== Segment start ==

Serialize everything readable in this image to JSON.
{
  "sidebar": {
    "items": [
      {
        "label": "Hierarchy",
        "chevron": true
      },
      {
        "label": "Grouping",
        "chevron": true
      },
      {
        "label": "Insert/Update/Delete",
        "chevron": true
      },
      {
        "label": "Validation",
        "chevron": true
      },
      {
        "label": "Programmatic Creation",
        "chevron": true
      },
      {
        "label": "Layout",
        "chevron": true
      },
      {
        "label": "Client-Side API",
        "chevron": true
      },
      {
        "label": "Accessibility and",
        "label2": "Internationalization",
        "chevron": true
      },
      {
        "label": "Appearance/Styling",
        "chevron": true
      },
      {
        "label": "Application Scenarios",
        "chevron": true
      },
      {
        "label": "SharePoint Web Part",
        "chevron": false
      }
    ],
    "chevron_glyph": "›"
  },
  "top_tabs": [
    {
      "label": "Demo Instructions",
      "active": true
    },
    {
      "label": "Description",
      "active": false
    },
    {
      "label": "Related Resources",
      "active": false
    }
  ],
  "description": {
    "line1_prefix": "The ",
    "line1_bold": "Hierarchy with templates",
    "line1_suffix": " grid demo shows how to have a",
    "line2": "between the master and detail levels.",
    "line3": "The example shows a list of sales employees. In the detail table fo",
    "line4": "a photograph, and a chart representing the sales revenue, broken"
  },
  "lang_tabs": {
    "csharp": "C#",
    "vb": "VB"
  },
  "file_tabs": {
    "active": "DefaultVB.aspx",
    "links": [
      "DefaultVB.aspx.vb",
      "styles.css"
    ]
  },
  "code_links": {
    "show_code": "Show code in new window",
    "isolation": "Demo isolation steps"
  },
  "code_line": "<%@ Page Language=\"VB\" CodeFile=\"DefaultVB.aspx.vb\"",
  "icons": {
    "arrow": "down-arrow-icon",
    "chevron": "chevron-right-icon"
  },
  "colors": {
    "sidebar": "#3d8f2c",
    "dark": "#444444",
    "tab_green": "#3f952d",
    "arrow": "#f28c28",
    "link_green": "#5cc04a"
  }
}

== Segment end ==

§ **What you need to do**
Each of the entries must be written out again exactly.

§ **Result below**
Serialize everything readable in this image to JSON.
{
  "sidebar": {
    "items": [
      {
        "label": "Hierarchy",
        "chevron": true
      },
      {
        "label": "Grouping",
        "chevron": true
      },
      {
        "label": "Insert/Update/Delete",
        "chevron": true
      },
      {
        "label": "Validation",
        "chevron": true
      },
      {
        "label": "Programmatic Creation",
        "chevron": true
      },
      {
        "label": "Layout",
        "chevron": true
      },
      {
        "label": "Client-Side API",
        "chevron": true
      },
      {
        "label": "Accessibility and",
        "label2": "Internationalization",
        "chevron": true
      },
      {
        "label": "Appearance/Styling",
        "chevron": true
      },
      {
        "label": "Application Scenarios",
        "chevron": true
      },
      {
        "label": "SharePoint Web Part",
        "chevron": false
      }
    ],
    "chevron_glyph": "›"
  },
  "top_tabs": [
    {
      "label": "Demo Instructions",
      "active": true
    },
    {
      "label": "Description",
      "active": false
    },
    {
      "label": "Related Resources",
      "active": false
    }
  ],
  "description": {
    "line1_prefix": "The ",
    "line1_bold": "Hierarchy with templates",
    "line1_suffix": " grid demo shows how to have a",
    "line2": "between the master and detail levels.",
    "line3": "The example shows a list of sales employees. In the detail table fo",
    "line4": "a photograph, and a chart representing the sales revenue, broken"
  },
  "lang_tabs": {
    "csharp": "C#",
    "vb": "VB"
  },
  "file_tabs": {
    "active": "DefaultVB.aspx",
    "links": [
      "DefaultVB.aspx.vb",
      "styles.css"
    ]
  },
  "code_links": {
    "show_code": "Show code in new window",
    "isolation": "Demo isolation steps"
  },
  "code_line": "<%@ Page Language=\"VB\" CodeFile=\"DefaultVB.aspx.vb\"",
  "icons": {
    "arrow": "down-arrow-icon",
    "chevron": "chevron-right-icon"
  },
  "colors": {
    "sidebar": "#3d8f2c",
    "dark": "#444444",
    "tab_green": "#3f952d",
    "arrow": "#f28c28",
    "link_green": "#5cc04a"
  }
}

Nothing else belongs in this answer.